US Supreme Court to hear municipal telecoms case

The U.S. Supreme Court agreed to hear a case in the fall that could determine whether states can pass laws that prohibit municipalities from providing telecommunications and Internet services in competition with the private sector.

The U.S. Supreme Court agreed to hear a case in the fall that could determine whether states can pass laws that prohibit municipalities from providing telecommunications and Internet services in competition with the private sector.

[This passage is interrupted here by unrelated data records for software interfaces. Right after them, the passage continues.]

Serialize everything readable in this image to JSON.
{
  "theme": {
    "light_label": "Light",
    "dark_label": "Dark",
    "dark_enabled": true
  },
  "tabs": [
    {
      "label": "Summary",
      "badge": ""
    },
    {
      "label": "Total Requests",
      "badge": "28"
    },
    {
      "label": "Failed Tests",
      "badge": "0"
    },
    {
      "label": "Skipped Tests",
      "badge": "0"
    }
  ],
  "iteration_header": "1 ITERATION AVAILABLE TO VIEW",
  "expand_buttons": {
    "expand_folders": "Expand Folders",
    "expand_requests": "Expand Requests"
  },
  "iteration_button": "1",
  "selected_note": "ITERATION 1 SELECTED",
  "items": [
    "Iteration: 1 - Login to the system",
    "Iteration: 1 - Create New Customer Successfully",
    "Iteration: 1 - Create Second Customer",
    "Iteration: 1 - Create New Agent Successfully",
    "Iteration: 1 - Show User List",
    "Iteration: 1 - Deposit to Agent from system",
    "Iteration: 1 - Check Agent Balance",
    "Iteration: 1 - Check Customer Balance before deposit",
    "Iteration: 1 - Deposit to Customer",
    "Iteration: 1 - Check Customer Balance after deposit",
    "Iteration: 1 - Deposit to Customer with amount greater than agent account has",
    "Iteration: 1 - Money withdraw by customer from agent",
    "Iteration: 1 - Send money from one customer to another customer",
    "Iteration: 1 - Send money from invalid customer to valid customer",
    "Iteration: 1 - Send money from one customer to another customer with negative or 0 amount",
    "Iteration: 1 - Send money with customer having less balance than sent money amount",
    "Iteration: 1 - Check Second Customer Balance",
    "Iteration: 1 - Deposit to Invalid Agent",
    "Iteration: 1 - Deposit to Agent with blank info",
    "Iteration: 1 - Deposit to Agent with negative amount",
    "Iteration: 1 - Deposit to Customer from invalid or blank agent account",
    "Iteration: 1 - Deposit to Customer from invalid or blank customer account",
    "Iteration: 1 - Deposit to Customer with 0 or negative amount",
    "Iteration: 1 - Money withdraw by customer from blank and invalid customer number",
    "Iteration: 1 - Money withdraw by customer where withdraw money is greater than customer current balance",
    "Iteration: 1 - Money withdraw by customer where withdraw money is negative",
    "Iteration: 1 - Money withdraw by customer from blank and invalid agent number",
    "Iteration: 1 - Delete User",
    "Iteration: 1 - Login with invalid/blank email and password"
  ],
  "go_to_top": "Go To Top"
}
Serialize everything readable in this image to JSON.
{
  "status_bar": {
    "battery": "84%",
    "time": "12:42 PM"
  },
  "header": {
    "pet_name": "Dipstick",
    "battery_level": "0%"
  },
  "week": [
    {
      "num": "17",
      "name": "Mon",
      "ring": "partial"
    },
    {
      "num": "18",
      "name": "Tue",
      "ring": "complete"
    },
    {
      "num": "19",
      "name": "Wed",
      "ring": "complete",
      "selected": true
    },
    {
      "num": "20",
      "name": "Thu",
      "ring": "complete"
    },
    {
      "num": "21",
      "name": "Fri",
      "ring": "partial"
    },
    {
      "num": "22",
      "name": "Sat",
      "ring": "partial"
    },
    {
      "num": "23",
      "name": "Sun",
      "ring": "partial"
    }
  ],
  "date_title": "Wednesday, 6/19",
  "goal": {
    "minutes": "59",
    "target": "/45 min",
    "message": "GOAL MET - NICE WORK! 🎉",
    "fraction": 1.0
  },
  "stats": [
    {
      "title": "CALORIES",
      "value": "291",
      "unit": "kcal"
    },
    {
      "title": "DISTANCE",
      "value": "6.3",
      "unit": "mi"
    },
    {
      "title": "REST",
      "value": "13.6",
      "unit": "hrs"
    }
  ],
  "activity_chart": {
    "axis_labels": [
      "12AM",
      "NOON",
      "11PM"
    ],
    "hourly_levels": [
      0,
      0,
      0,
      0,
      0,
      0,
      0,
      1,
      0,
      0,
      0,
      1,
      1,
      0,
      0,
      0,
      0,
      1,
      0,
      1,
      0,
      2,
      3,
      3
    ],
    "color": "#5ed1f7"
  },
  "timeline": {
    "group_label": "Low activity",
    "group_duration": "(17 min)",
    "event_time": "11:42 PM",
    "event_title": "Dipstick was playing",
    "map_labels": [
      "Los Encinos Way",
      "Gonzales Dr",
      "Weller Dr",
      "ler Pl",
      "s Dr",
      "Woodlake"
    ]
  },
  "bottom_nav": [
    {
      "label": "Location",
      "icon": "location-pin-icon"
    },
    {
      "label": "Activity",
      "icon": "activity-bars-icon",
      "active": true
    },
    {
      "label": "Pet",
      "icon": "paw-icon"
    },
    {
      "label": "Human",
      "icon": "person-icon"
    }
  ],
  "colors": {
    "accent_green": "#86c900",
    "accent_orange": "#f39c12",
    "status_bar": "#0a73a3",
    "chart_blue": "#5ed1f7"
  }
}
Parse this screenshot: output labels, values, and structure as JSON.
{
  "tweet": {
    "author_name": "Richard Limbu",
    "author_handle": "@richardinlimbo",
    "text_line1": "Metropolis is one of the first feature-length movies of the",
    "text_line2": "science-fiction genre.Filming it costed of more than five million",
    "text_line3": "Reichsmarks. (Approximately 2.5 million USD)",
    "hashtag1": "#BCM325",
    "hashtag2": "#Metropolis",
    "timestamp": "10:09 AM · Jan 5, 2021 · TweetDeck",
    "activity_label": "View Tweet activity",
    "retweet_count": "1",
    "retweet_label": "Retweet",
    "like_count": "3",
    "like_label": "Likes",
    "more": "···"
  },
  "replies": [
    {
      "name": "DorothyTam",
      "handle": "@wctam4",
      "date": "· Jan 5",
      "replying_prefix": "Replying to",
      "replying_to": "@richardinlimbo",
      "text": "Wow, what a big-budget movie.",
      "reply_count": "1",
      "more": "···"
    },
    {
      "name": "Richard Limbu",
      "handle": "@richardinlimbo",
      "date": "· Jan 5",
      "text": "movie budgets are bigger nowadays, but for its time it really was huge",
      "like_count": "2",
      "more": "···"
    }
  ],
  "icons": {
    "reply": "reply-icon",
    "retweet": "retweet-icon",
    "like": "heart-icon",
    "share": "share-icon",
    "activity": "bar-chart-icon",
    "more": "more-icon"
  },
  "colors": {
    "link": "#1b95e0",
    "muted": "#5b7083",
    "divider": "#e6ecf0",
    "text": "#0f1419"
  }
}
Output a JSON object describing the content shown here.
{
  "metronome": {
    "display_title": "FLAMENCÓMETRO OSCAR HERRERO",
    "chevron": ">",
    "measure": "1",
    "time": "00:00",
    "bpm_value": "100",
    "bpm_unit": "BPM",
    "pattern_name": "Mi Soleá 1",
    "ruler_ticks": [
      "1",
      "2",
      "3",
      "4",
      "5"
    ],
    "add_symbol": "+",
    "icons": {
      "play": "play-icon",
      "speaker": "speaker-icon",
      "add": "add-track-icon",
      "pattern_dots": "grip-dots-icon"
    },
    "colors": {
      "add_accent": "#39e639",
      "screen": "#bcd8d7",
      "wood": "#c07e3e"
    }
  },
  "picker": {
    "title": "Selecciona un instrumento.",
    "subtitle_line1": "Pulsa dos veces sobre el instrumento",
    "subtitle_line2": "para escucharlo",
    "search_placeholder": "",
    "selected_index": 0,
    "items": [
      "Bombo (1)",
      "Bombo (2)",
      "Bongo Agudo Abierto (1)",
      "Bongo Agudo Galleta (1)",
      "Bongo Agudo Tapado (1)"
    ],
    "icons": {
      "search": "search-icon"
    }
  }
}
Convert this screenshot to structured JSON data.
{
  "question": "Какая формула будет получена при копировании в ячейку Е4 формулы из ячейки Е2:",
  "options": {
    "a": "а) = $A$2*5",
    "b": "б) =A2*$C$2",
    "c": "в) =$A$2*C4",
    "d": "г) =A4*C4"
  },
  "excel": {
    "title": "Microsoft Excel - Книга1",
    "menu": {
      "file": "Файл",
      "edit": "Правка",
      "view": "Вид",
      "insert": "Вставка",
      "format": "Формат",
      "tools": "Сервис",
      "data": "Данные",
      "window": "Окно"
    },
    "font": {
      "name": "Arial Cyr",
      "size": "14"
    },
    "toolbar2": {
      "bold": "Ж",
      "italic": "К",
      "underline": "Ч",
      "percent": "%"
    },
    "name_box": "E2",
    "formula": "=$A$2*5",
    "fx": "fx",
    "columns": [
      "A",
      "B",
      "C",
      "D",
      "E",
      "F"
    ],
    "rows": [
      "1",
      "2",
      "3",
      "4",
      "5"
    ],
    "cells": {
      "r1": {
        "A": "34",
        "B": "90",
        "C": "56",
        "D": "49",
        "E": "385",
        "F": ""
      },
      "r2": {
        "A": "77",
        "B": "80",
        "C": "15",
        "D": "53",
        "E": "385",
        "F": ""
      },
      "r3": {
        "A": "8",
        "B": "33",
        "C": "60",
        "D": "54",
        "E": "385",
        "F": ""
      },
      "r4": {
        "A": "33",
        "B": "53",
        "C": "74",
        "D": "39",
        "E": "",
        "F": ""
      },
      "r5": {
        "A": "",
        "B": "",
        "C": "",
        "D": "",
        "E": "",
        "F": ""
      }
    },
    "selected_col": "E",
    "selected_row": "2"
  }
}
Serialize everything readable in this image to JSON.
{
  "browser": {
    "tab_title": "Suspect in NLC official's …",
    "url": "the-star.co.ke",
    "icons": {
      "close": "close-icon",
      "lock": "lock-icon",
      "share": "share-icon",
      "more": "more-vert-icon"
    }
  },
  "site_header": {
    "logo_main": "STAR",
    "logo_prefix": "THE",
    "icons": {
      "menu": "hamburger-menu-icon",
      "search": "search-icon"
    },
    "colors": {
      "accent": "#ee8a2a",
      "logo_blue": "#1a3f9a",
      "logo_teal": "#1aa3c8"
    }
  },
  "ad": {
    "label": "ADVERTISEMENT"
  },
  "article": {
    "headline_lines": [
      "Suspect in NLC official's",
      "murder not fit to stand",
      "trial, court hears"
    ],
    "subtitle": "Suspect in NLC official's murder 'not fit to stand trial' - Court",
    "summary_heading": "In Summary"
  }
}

The FCC and the federal government, represented by Solicitor General Theodore Olson, filed a petition for the writ of certiorari, asking the court to hear the case because of a conflict between decisions handed down by two federal appellate courts. The FCC and the US government take the position that states have the right to pass such laws, but that the conflict among the appellate courts made it impossible for the FCC to determine whether they can pre-empt the state laws.

However, several municipalities and public utilities opposed the hearing on grounds that Supreme Court review is not necessary. They take the position that Congress gave the FCC the authority to ban any state laws restricting competition in telecommunications.